 The information (paraphrased, summarized, or quoted)
 Your own ideas and reactions
In the section for your ideas and reactions, include such things as
 Connections to other research
 “Conversations” with the author
 Notes on confusions, discrepancies
 Evaluation of credibility, special perspective of this author
 Reminders to yourself to double check, confirm, clarify something
Author’s information
You may either include complete
“The phone and cable companies ignore
the towns along the Columbia River in
northeast Oregon despite the prevalence
of farms, food-processing facilities,
power plants and military installations
that crave high-speed Internet access.”
OR summarize:
Businesses and military needed highspeed internet access but no companies
provided it. (143)
OR paraphrase.
1. Stone et al
and reactions
“ignore” and “crave” really explain
the need for the Wi-Fi network. But it
doesn’t explain why the companies
ignored it.
This doesn’t fit the Associated Press
description of the region at all.
Wasn’t it described as “lonely” and
“desolate”? Double check this.
Find out more about this region.
Which description is correct? Why
would they sound so different?
I can see why the companies would
ignore it if it was actually desolate –
but not if it was full of customers.
Maybe the geography made it
difficult? Look into this.
My ideas
The advantages are
 You go beyond the “searching” part of research and begin the “deep thinking” part
right away.
You capture what you were thinking at the time you read the article.
(Why did I write this down? Why did I think it was important? How did I intend to
use it?)
You can include reminders to yourself for further research or interpretation.
Here, for instance, I have followed up on one of the questions generated in the previous
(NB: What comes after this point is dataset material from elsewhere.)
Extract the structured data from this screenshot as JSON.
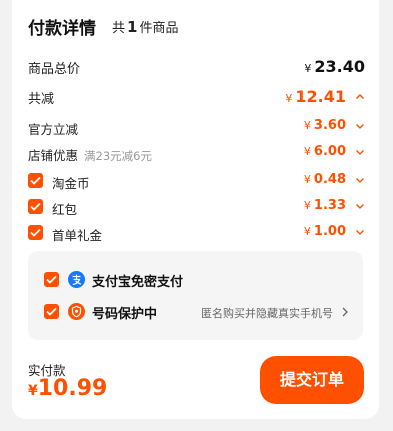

note. I have included the question as a sub-topic because I will probably have some more
notes about this.
2. Yang
(Was the area “desolate” or not?)
Author’s information
“14,000 residents of rural Hermiston in
eastern Oregon” (84-85)
“its 200 would-be rescue workers” (84-85)
and reactions
Is this the population of the town of
Hermiston or of the area of the
wireless network?
Is 200 rescue workers a lot for a small
town? Or is this for the whole area?
keep looking for more info
My ideas
Form: These can be recorded on electronic documents (by first making and saving a
template), large note cards (5 x 8 inch), notebook paper, or a combination. The note may
be divided horizontally or vertically. (In other words, you can write your comments
beside the notes or below the notes.)
Quote or Paraphrase? Most authors suggest careful paraphrasing or summarizing as the
first step. However, some others suggest using the “copy and paste” function to copy the
exact quotations rather than paraphrasing, then paraphrasing later as you begin your
outline or first draft. That way, you can check back to make sure that your final draft does
not include inadvertent plagiarism of sentence structure or phrasing. This is probably
only feasible if you are working on a computer.
Example of a template made by creating a 2x2 table on a word processing program.
Author’s information
My ideas
and reactions